I am unclear about how to interpret the value of the Standard Error of the Mean (SEM) directly. For example, when a mean is reported as 5.00 + 0.50SEM, how do you directly relate the 0.50 to 5.00?
To quickly run through the basic theory concerning the standard error:
- The standard deviation (SD) is a measure of dispersion around the mean
- The SEM is the SD of the sampling distribution for the sample mean
- This sampling distribution is derived from the means of an infinite number of samples from a statistical population and is normally distributed according to the Central Limit Theorem
- In a normal distribution, 68.3% of (randomly selected) values fall within +1SD, 95.4% +2SD and 99.7% +3SD
- The SEM decreases with increasing sample size
QUESTION 1: Given points 2) and 4) is it correct to interpret the SEM in the same way as SD as a descriptive statistic? That is, for a sample with mean 5.00 and SEM 0.50, is it correct to conclude the true population mean lies between 4.50 and 5.50 with probability 68.3%?
QUESTION 2: For a given statistical population being sampled, does the sampling distribution change with sample size (given point 5)? i.e. should point 3) be: "...derived from the means of an infinite number of samples of a given size from a statistical population..."?

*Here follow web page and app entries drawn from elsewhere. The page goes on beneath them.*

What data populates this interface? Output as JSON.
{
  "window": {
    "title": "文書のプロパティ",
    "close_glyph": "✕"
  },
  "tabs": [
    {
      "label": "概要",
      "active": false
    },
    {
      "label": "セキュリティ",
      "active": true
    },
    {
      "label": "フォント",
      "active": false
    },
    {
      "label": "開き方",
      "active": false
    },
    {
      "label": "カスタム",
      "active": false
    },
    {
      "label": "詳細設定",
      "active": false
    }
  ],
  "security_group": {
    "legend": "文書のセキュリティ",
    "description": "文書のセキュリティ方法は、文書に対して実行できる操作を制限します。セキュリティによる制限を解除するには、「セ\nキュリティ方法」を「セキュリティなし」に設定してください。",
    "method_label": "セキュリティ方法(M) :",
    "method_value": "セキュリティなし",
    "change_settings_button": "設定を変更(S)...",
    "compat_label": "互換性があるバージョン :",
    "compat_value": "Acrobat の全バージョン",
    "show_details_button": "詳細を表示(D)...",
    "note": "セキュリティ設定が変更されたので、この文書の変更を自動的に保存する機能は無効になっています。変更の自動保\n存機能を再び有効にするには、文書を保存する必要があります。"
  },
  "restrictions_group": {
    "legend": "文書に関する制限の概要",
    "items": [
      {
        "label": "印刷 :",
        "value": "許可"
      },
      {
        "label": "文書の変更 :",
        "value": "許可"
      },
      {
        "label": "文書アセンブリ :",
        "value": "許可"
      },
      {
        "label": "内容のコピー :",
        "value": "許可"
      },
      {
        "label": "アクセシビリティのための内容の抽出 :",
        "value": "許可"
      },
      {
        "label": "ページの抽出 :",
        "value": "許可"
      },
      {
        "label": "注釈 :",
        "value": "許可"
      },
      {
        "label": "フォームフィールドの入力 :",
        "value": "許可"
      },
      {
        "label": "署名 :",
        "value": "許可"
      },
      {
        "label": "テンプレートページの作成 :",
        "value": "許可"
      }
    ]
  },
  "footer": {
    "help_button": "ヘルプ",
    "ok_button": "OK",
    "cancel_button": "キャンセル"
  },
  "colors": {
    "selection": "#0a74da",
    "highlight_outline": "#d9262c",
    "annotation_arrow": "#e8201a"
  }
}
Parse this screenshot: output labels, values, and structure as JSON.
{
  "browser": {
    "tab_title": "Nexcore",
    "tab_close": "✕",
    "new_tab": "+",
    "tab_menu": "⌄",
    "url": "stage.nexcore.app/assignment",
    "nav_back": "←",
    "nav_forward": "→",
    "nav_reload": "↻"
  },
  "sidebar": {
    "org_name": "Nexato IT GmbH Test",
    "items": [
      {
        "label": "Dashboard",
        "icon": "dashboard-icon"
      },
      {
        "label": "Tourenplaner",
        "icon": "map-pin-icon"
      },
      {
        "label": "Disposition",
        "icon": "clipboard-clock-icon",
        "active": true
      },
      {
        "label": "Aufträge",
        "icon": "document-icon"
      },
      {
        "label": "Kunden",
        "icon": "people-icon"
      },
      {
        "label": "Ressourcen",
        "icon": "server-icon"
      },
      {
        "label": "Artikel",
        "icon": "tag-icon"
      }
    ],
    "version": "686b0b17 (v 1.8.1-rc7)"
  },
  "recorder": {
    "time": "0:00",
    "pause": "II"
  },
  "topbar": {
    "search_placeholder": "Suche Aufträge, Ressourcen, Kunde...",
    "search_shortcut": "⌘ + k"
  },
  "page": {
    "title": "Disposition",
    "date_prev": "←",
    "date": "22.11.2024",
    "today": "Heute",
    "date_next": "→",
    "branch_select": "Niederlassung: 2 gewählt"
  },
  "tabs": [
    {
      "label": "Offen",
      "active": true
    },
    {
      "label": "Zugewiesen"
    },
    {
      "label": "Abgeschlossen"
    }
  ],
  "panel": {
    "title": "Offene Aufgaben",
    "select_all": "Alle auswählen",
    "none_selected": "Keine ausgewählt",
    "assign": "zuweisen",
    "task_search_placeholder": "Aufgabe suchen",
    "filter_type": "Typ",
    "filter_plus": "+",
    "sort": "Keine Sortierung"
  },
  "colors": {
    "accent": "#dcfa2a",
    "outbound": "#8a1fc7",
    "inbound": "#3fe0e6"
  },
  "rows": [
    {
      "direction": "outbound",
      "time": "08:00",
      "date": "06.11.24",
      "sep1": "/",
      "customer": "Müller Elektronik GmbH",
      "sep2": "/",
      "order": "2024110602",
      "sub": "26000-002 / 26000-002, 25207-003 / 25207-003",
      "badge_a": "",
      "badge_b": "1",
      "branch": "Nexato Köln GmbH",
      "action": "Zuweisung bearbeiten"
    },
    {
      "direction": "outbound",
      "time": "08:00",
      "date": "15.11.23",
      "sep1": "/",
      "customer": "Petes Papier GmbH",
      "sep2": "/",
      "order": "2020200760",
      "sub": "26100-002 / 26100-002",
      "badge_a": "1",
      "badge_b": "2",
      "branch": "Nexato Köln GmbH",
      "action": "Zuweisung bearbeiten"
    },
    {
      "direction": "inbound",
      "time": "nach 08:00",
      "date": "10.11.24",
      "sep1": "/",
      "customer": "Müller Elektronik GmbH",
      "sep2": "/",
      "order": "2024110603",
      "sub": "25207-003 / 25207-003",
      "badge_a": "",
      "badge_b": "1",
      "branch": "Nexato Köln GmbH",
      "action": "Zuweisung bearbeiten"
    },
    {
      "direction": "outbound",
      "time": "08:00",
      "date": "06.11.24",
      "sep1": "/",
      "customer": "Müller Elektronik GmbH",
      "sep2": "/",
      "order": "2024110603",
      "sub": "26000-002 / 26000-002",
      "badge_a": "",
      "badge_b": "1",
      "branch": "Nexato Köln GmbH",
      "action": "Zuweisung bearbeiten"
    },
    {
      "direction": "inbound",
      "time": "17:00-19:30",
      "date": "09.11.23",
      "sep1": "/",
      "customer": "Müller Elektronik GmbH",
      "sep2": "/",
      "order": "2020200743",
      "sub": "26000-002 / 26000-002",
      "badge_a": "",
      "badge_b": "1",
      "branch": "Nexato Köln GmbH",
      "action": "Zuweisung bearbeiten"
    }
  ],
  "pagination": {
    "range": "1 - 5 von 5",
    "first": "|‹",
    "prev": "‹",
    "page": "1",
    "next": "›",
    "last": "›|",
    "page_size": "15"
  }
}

QUESTION 3: Since the SEM is not calculated directly but estimated from the SD of a sample, what effect does departure from a normal distribution of the sample have on calculation of the SEM? Put another way, if a sample has for example a highly skewed distribution, calculating the SD is inappropriate (it is a property of a normal distribution only), so can the SEM still be estimated reliably from the SD?